WORK ITEM => Each line in the data holding "Scan" should be listed.

AVAILABLE DATA =>
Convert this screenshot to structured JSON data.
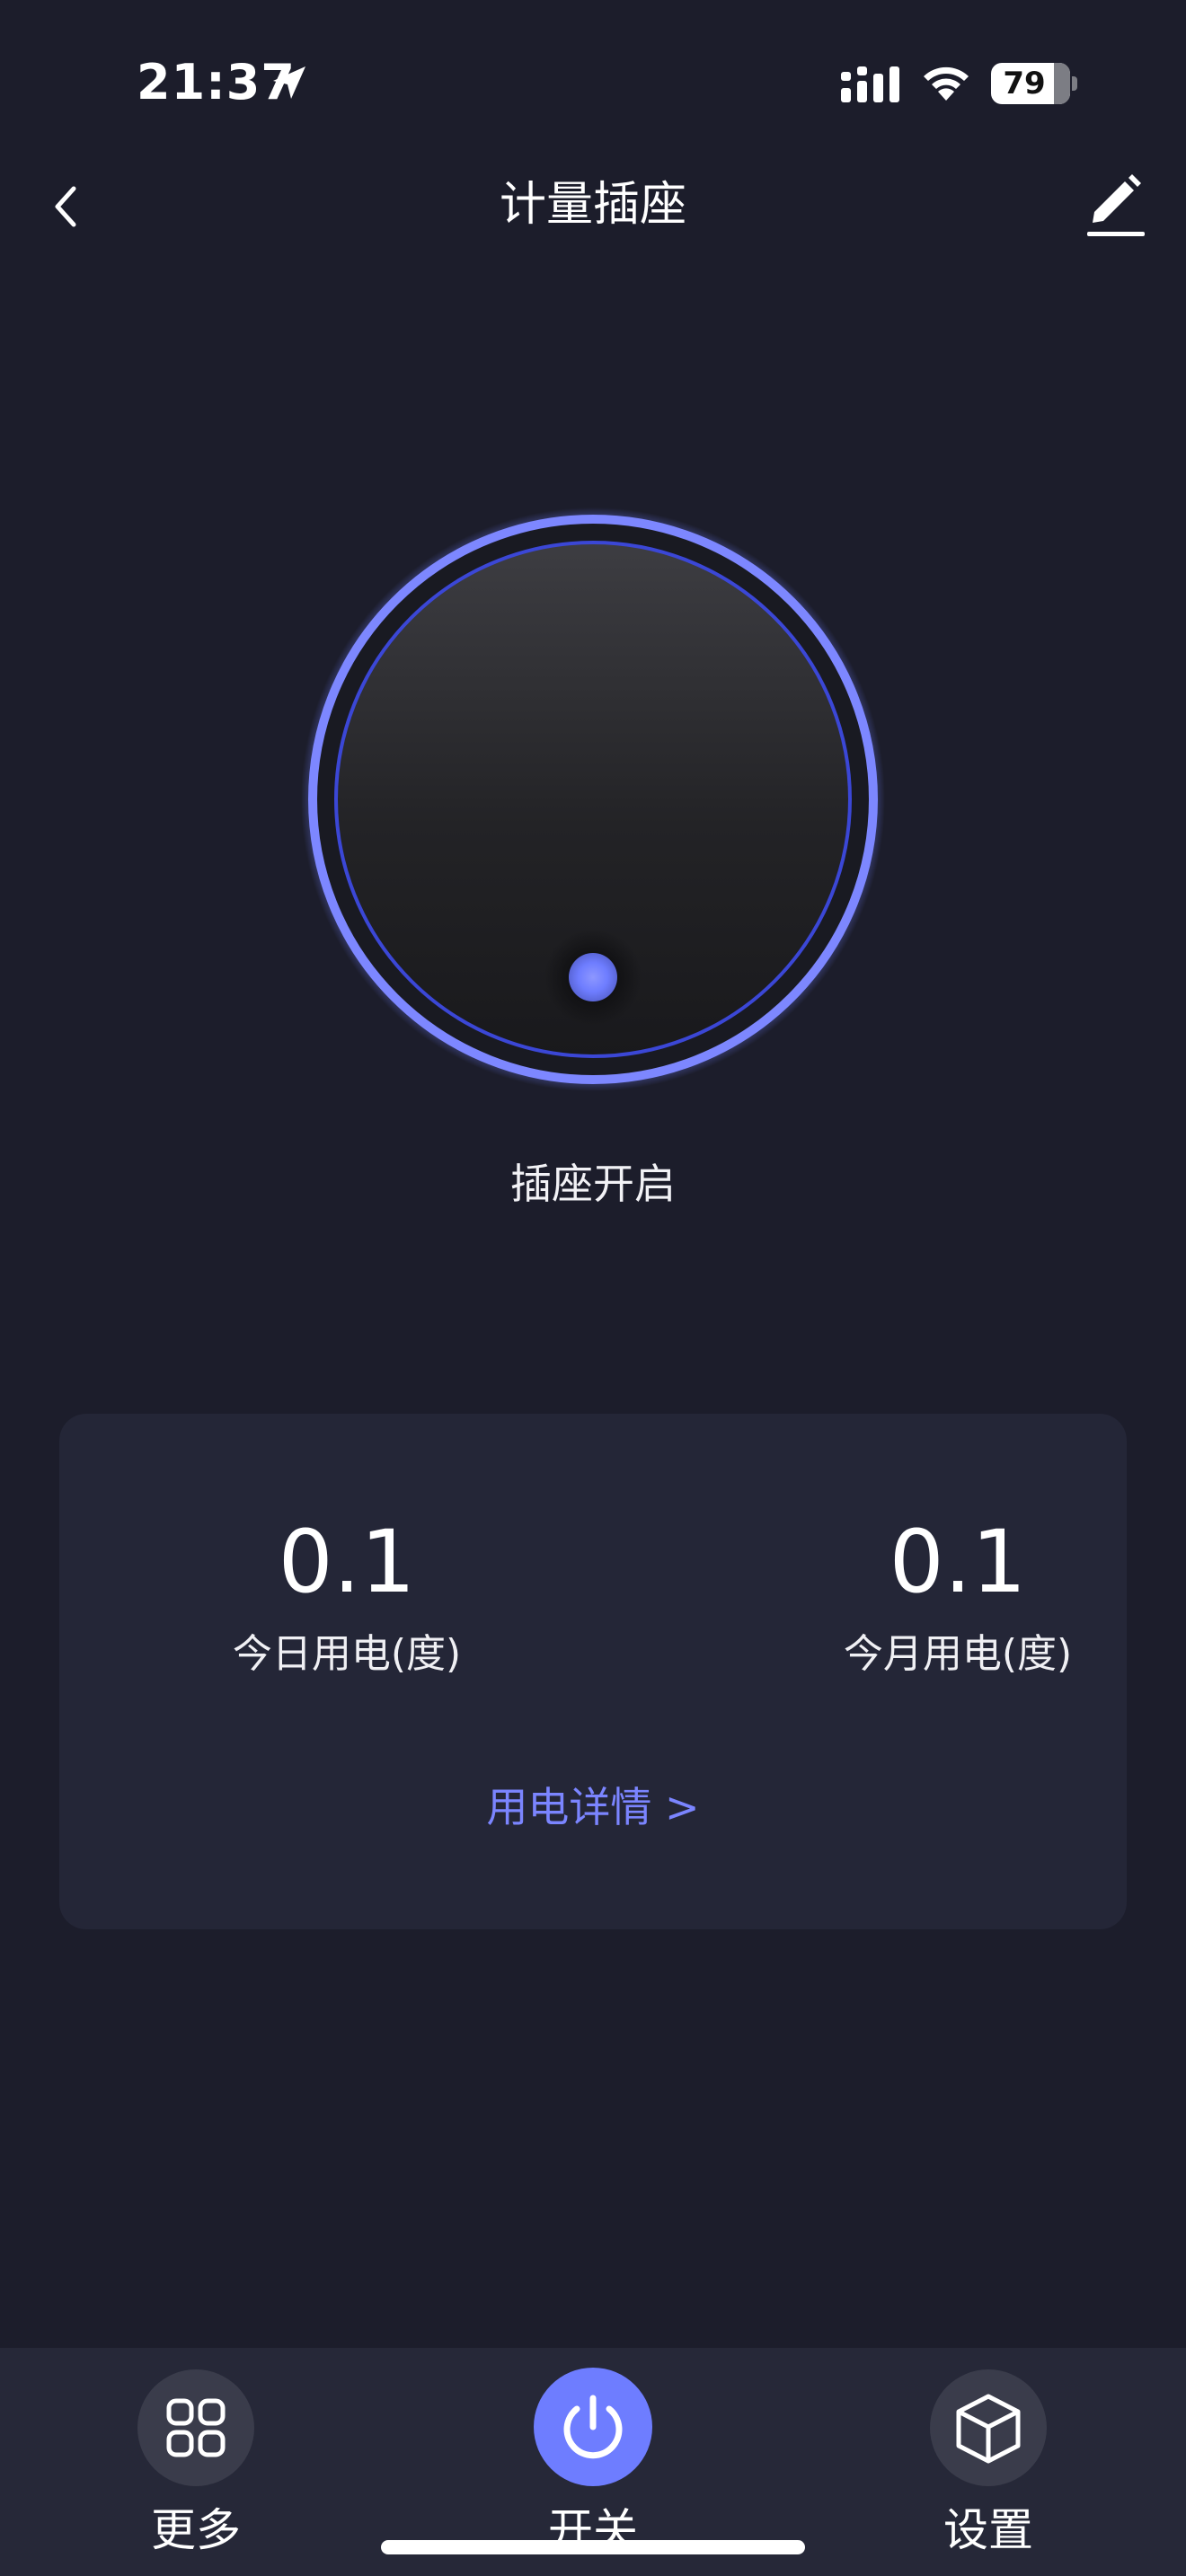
{
  "status_bar": {
    "time": "21:37",
    "battery_percent": "79",
    "battery_level": 0.79,
    "icons": [
      "location-arrow-icon",
      "cellular-signal-icon",
      "wifi-icon",
      "battery-icon"
    ]
  },
  "nav": {
    "title": "计量插座",
    "back_icon": "chevron-left-icon",
    "edit_icon": "pencil-edit-icon"
  },
  "device": {
    "state_text": "插座开启",
    "is_on": true
  },
  "usage": {
    "today_value": "0.1",
    "today_label": "今日用电(度)",
    "month_value": "0.1",
    "month_label": "今月用电(度)",
    "detail_link": "用电详情 >"
  },
  "tabs": [
    {
      "label": "更多",
      "icon": "grid-icon"
    },
    {
      "label": "开关",
      "icon": "power-icon",
      "active": true
    },
    {
      "label": "设置",
      "icon": "cube-icon"
    }
  ],
  "colors": {
    "background": "#1c1d2b",
    "card": "#242637",
    "accent": "#6e7dff",
    "link": "#7b85ff",
    "tab_bar": "#262838"
  }
}
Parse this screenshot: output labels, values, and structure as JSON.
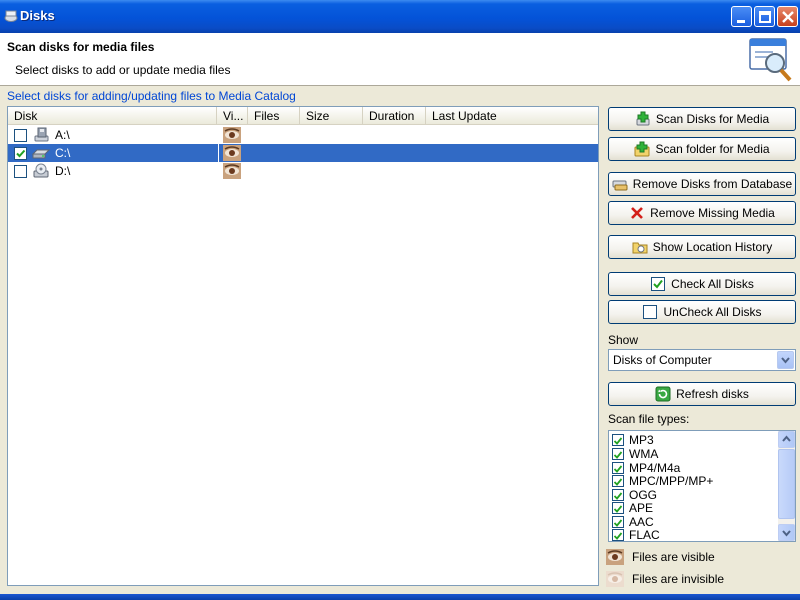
{
  "window": {
    "title": "Disks"
  },
  "header": {
    "title": "Scan disks for media files",
    "subtitle": "Select disks to add or update media files"
  },
  "group_label": "Select disks for adding/updating files to Media Catalog",
  "disk_list": {
    "columns": [
      "Disk",
      "Vi...",
      "Files",
      "Size",
      "Duration",
      "Last Update"
    ],
    "rows": [
      {
        "label": "A:\\",
        "checked": false,
        "selected": false,
        "icon": "floppy-drive-icon"
      },
      {
        "label": "C:\\",
        "checked": true,
        "selected": true,
        "icon": "hard-drive-icon"
      },
      {
        "label": "D:\\",
        "checked": false,
        "selected": false,
        "icon": "cd-drive-icon"
      }
    ]
  },
  "buttons": {
    "scan_disks": "Scan Disks for Media",
    "scan_folder": "Scan folder for Media",
    "remove_disks": "Remove Disks from Database",
    "remove_missing": "Remove Missing Media",
    "show_history": "Show Location History",
    "check_all": "Check All Disks",
    "uncheck_all": "UnCheck All Disks",
    "refresh": "Refresh disks"
  },
  "show": {
    "label": "Show",
    "value": "Disks of Computer"
  },
  "file_types": {
    "label": "Scan file types:",
    "items": [
      {
        "label": "MP3",
        "checked": true
      },
      {
        "label": "WMA",
        "checked": true
      },
      {
        "label": "MP4/M4a",
        "checked": true
      },
      {
        "label": "MPC/MPP/MP+",
        "checked": true
      },
      {
        "label": "OGG",
        "checked": true
      },
      {
        "label": "APE",
        "checked": true
      },
      {
        "label": "AAC",
        "checked": true
      },
      {
        "label": "FLAC",
        "checked": true
      }
    ]
  },
  "legend": {
    "visible": "Files are visible",
    "invisible": "Files are invisible"
  },
  "colors": {
    "selection": "#316ac5",
    "group_label": "#0046d5",
    "check_mark": "#21a121"
  }
}
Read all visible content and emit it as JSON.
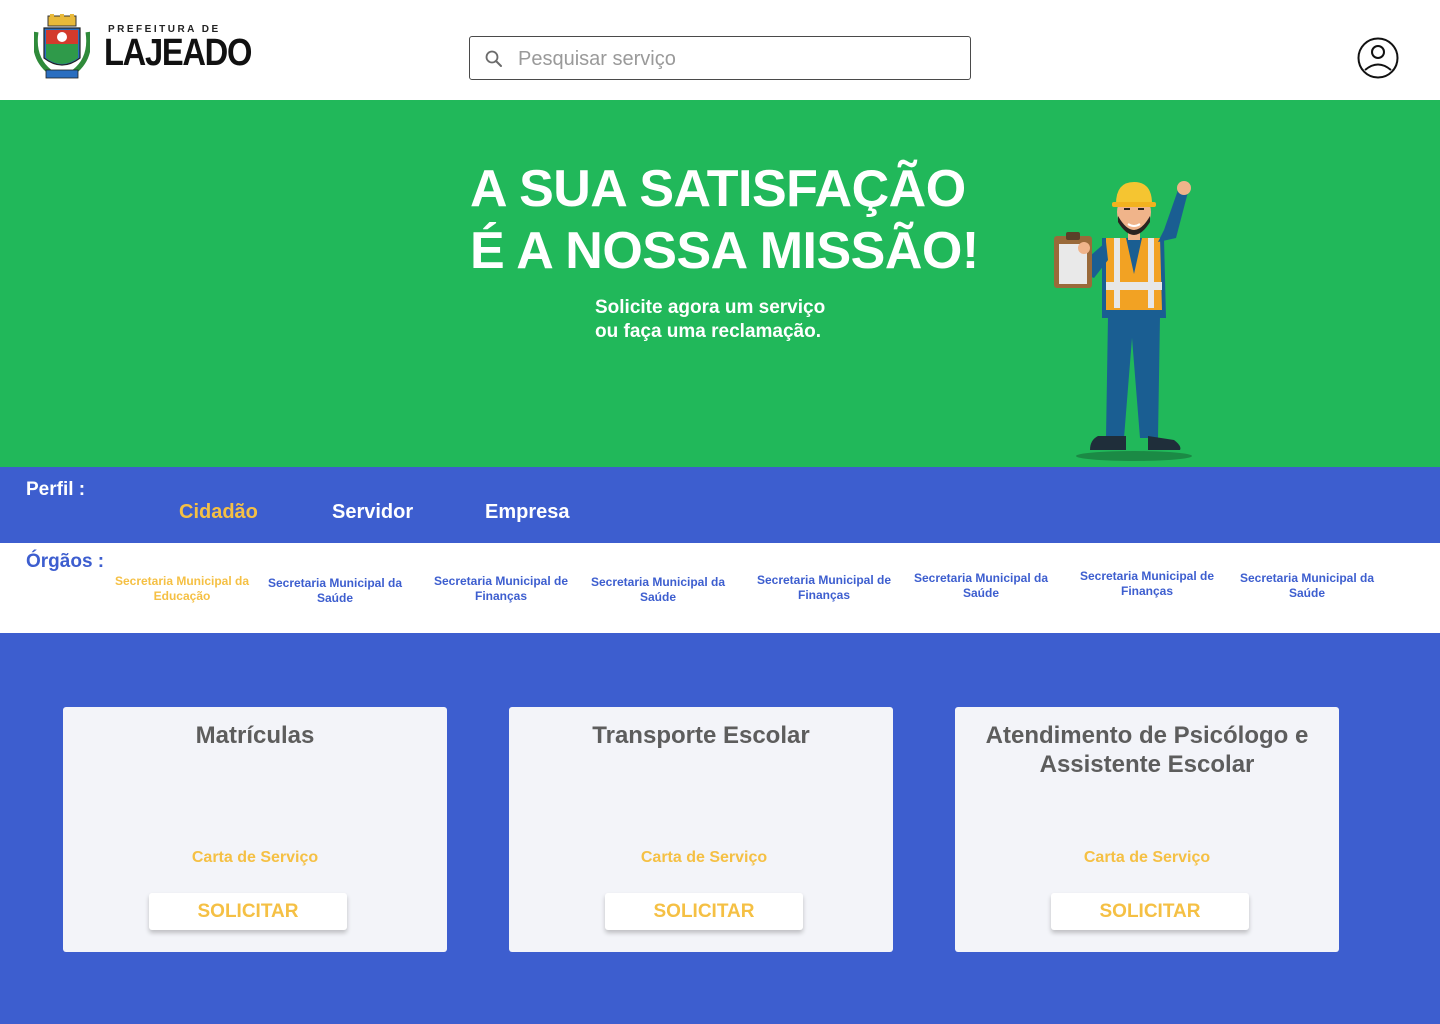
{
  "header": {
    "logo_small": "PREFEITURA DE",
    "logo_big": "LAJEADO",
    "search_placeholder": "Pesquisar serviço",
    "search_icon": "search-icon",
    "profile_icon": "user-circle-icon"
  },
  "hero": {
    "title_line1": "A SUA SATISFAÇÃO",
    "title_line2": "É A NOSSA MISSÃO!",
    "subtitle_line1": "Solicite agora um serviço",
    "subtitle_line2": "ou faça uma reclamação.",
    "background_color": "#21b85a"
  },
  "perfil": {
    "label": "Perfil :",
    "tabs": [
      {
        "label": "Cidadão",
        "active": true
      },
      {
        "label": "Servidor",
        "active": false
      },
      {
        "label": "Empresa",
        "active": false
      }
    ]
  },
  "orgaos": {
    "label": "Órgãos :",
    "items": [
      {
        "line1": "Secretaria Municipal da",
        "line2": "Educação",
        "active": true
      },
      {
        "line1": "Secretaria Municipal da",
        "line2": "Saúde",
        "active": false
      },
      {
        "line1": "Secretaria Municipal de",
        "line2": "Finanças",
        "active": false
      },
      {
        "line1": "Secretaria Municipal da",
        "line2": "Saúde",
        "active": false
      },
      {
        "line1": "Secretaria Municipal de",
        "line2": "Finanças",
        "active": false
      },
      {
        "line1": "Secretaria Municipal da",
        "line2": "Saúde",
        "active": false
      },
      {
        "line1": "Secretaria Municipal de",
        "line2": "Finanças",
        "active": false
      },
      {
        "line1": "Secretaria Municipal da",
        "line2": "Saúde",
        "active": false
      }
    ]
  },
  "services": [
    {
      "title": "Matrículas",
      "link": "Carta de Serviço",
      "button": "SOLICITAR"
    },
    {
      "title": "Transporte Escolar",
      "link": "Carta de Serviço",
      "button": "SOLICITAR"
    },
    {
      "title": "Atendimento de Psicólogo e Assistente Escolar",
      "link": "Carta de Serviço",
      "button": "SOLICITAR"
    }
  ],
  "colors": {
    "primary_blue": "#3d5ecf",
    "accent_yellow": "#f5c044",
    "hero_green": "#21b85a",
    "card_bg": "#f3f4f9"
  }
}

RESPONSE FOR THIS EXERCISE =>
    "title": "Scan disks for media files",
    "scan_disks": "Scan Disks for Media",
    "scan_folder": "Scan folder for Media",
    "label": "Scan file types:",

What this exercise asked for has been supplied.